This is the story of our times, the story of the family, once a dense cluster of many siblings and extended kin, fragmenting into ever smaller and more fragile forms. The initial result of that fragmentation, the nuclear family, didn’t seem so bad. But then, because the nuclear family is so brittle, the fragmentation continued. In many sectors of society, nuclear families fragmented into single-parent families, single-parent families into chaotic families or no families’.
Thus declared David Brookes in a recent article in The Atlantic. Yet this remains a very Global North perspective. In many countries outside the USA, we find a different story.
The Oxford Institute of Population Ageing’s Global Ageing Survey (GLAS) reveals that across the globe the family remained strong in defining who we are, and we still feel high levels of obligation and responsibility to our family members. Furthermore, the contribution of older people to the family is vital. And this was also true in the Latin American countries surveyed in the GLAS.
So, for example, in Mexico between 80 per cent of 60-69-year-olds and around 85 per cent of 70-79-year-olds mention the family as that with which they identify when they think of who they are. Over 85 per cent of 70-79-year-olds in Mexico feel that it is the duty of adults to provide for their parents and parents in-law in times of need later in life. In addition, over 90 per cent of 70-79-year-olds in Brazil and 86 per cent in Mexico feel that it is the duty of a parent to do their best for their children, even at the expense of their own well-being.
In Brazil and Mexico, the proportion of 70-79-year-olds who feel that it is the duty of grandparents to be there for their grandchildren in times of difficulty are 92 and 94 per cent respectively. Perhaps these strong feelings regarding the importance of family and its role across the generations, is rooted in a longstanding tradition in Latin America, named El Pib.

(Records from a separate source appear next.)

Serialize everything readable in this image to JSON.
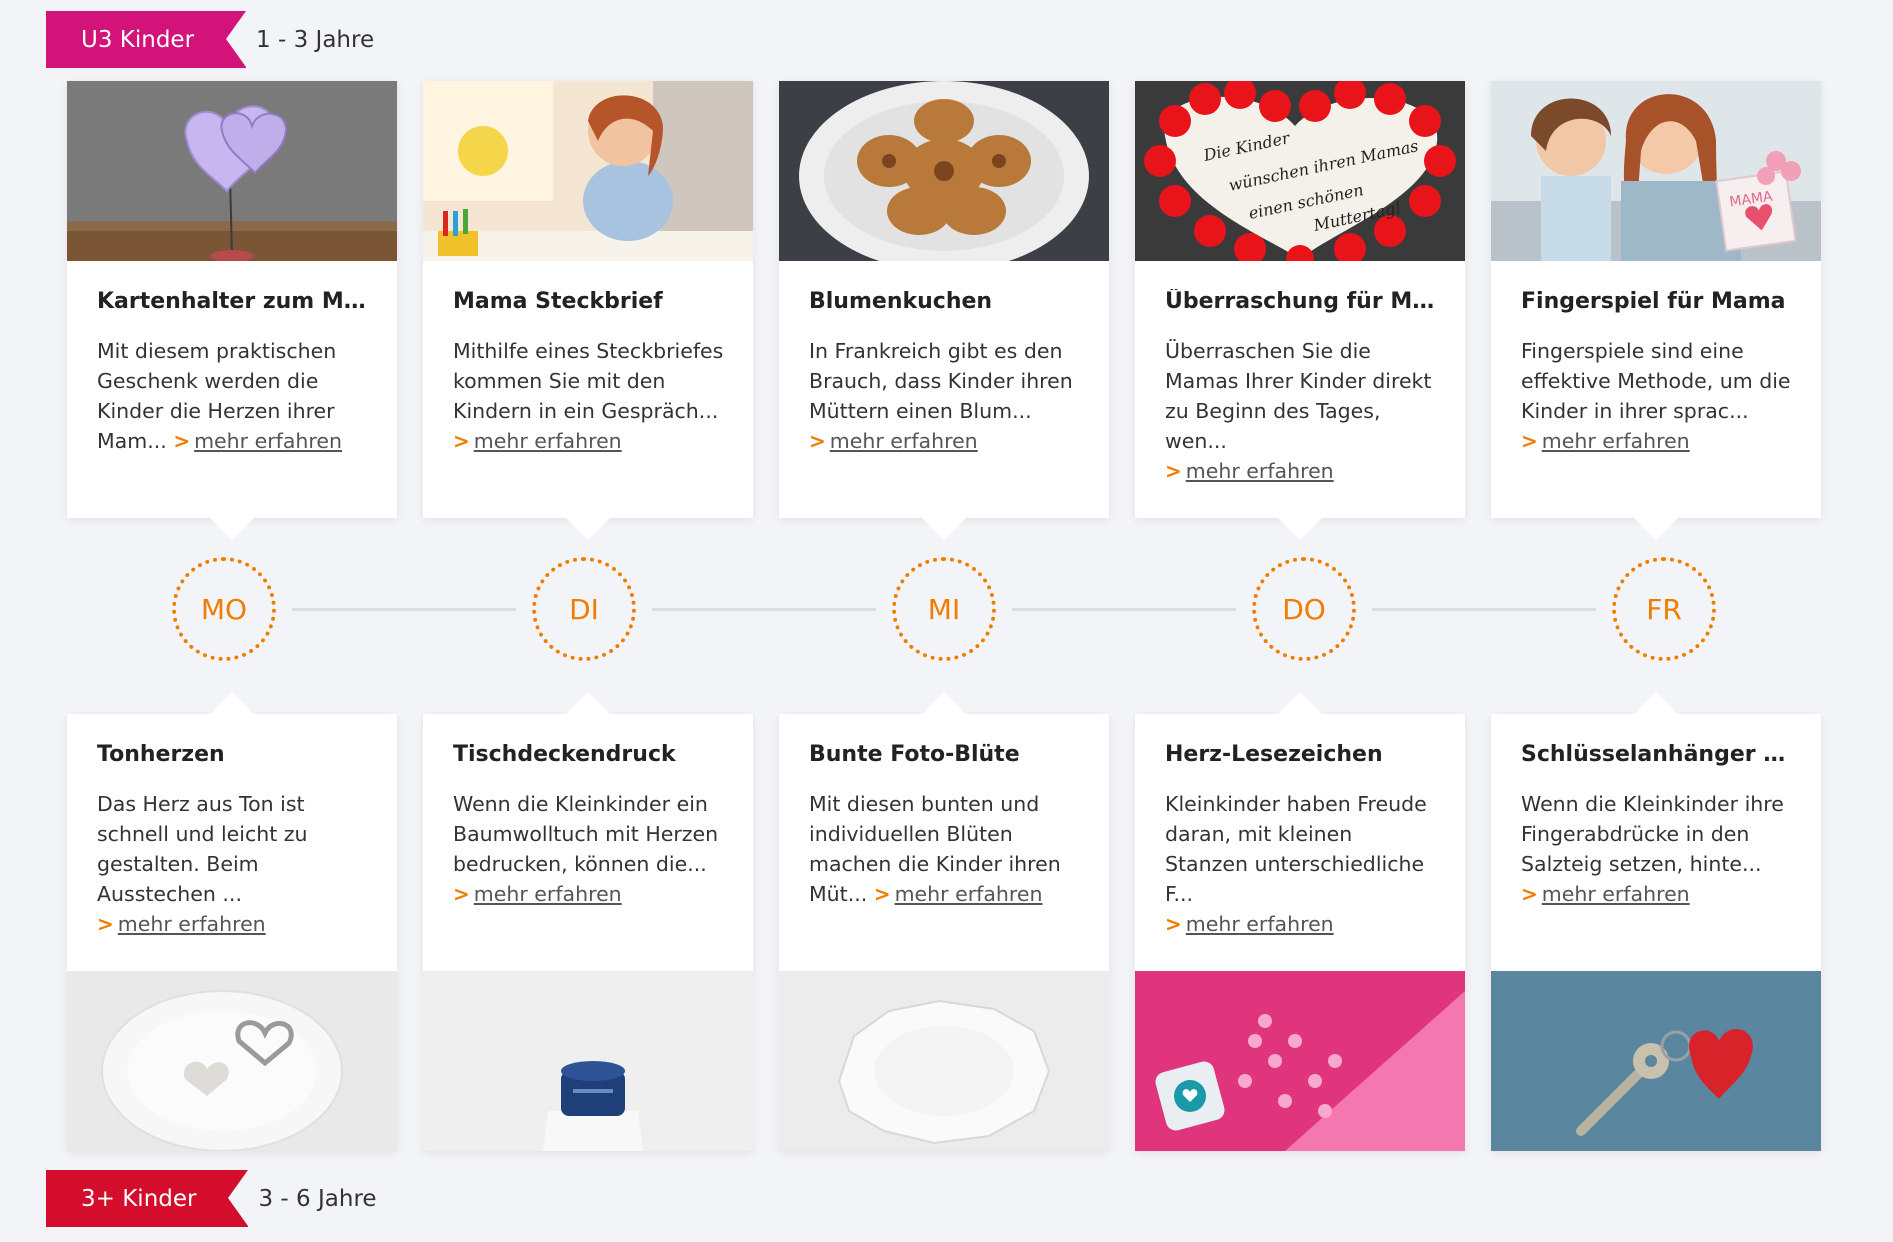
{
  "sections": {
    "u3": {
      "label": "U3 Kinder",
      "age": "1 - 3 Jahre",
      "color": "#d3127a"
    },
    "plus3": {
      "label": "3+ Kinder",
      "age": "3 - 6 Jahre",
      "color": "#d30d2b"
    }
  },
  "more_label": "mehr erfahren",
  "accent_color": "#f07d00",
  "days": [
    "MO",
    "DI",
    "MI",
    "DO",
    "FR"
  ],
  "top_cards": [
    {
      "title": "Kartenhalter zum Mutt...",
      "text": "Mit diesem praktischen Geschenk werden die Kinder die Herzen ihrer Mam...",
      "image": "paper-heart-card-holder"
    },
    {
      "title": "Mama Steckbrief",
      "text": "Mithilfe eines Steckbriefes kommen Sie mit den Kindern in ein Gespräch...",
      "image": "child-drawing"
    },
    {
      "title": "Blumenkuchen",
      "text": "In Frankreich gibt es den Brauch, dass Kinder ihren Müttern einen Blum...",
      "image": "flower-pastry-plate"
    },
    {
      "title": "Überraschung für Mam...",
      "text": "Überraschen Sie die Mamas Ihrer Kinder direkt zu Beginn des Tages, wen...",
      "image": "red-flower-heart-sign",
      "image_text": [
        "Die Kinder",
        "wünschen ihren Mamas",
        "einen schönen",
        "Muttertag!"
      ]
    },
    {
      "title": "Fingerspiel für Mama",
      "text": "Fingerspiele sind eine effektive Methode, um die Kinder in ihrer sprac...",
      "image": "mother-daughter-hug",
      "image_text": [
        "MAMA"
      ]
    }
  ],
  "bottom_cards": [
    {
      "title": "Tonherzen",
      "text": "Das Herz aus Ton ist schnell und leicht zu gestalten. Beim Ausstechen ...",
      "image": "clay-heart-plate"
    },
    {
      "title": "Tischdeckendruck",
      "text": "Wenn die Kleinkinder ein Baumwolltuch mit Herzen bedrucken, können die...",
      "image": "paint-bottle"
    },
    {
      "title": "Bunte Foto-Blüte",
      "text": "Mit diesen bunten und individuellen Blüten machen die Kinder ihren Müt...",
      "image": "paper-plate"
    },
    {
      "title": "Herz-Lesezeichen",
      "text": "Kleinkinder haben Freude daran, mit kleinen Stanzen unterschiedliche F...",
      "image": "heart-punch-pink"
    },
    {
      "title": "Schlüsselanhänger mit...",
      "text": "Wenn die Kleinkinder ihre Fingerabdrücke in den Salzteig setzen, hinte...",
      "image": "key-heart-keychain"
    }
  ]
}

El Pib is a fictional story, filmed in 2017 in the Mayan language. Its protagonist, María, is a 10-year-old girl who lives with her father, mother, grandparents and aunts in a rural region of Yucatán, Mexico. The cast are all of Mayan origin and the story is set in rural village life. In this context, family life is rooted in historic traditions in which the natural environment plays an integral role.
The ritual of El Pib consists of a sacred meal offered to deceased family members, who return to ‘visit’ their relatives during the Day of the Dead. The film portrays the first time that Mercedes, María’s mother, participates in the meal’s preparation. Guided by her mother, Mercedes prepares the meal with a huge amount of care and attention. During the preparation, Maria observes her grandmother with admiration and affection; still full of life and clearly retaining a central role in family life. In this film, old age as not portrayed as frailty and dependence – far from it.
With love in her voice, Maria provides a detailed account of the meal’s preparation. It is clear from Maria’s narrative that the act of preparing the meal deeply affects all family members. The enactment of this scared process demonstrates how rural family life is based on security, trust and respect. It also illustrates how such families are organized; with each member performing well-defined roles that form an interconnected whole. Here one’s social position does not contradict or threaten the authority of others; the roles and the views of parents and grandparents are acknowledged and respected.
While family organization is governed by rules, it is also guided by emotions, understandings, moods and intergenerational values, including those of both the living and their ancestors. Here the living and the dead, the past and the present; individuality and community, are coexistent, forming a delicate but continuous sense of cohesion.
During El Pib, the dead, ancestors, family and community history are awaited and honoured. Such respect shows the deceased how to ‘arrive’ and ‘return’ in a cyclical process where the end of earthly existence leads to the beginning of generational renewal. In the film, the word ‘cemetery’ is spoken in Spanish (cementerio). This word does not exist in the Mayan language, suggesting that cemeteries, as inaccessible places devoid of life, are unknown to Mayan culture. Indeed, as Marcelo, María’s grandfather, remarks: ‘We don’t celebrate death, we celebrate life’.
The natural world is central to Mayan culture. During El Pib, the chicken, which is cooked for the ritual, is treated with respect, almost as if it is a vital family and community member. In addition, the capacity to live in the present is inseparable from acts of honouring ancestors, grandparents, nature (it is no coincidence that the film begins by talking about rain), and familial rituals.
We invite our readers to take the time to share the emotional, intelligent and sensitive portrayal of rural Mexican life. The film also contains an unexpected surprise at the end that will undoubtedly move you.
The experience will be well worth it: https://www.youtube.com/watch?v=4xodD3yNObo
(the film has English subtitles).
About the Authors
George Leeson is a Professorial Fellow at the Institute of Population Ageing, where he co-ordinates the Latin American Research Network on Ageing (LARNA) and the Central and Eastern European Research Network on Ageing (EAST).
Alejandro Klein is a Research Professor at the Department of Governance & Development, Social Sciences and Humanities Faculty at the University of Guanajuato. A trained psychologist, Dr Klein researches the socio-demographic issues facing the ageing populations of Latin America.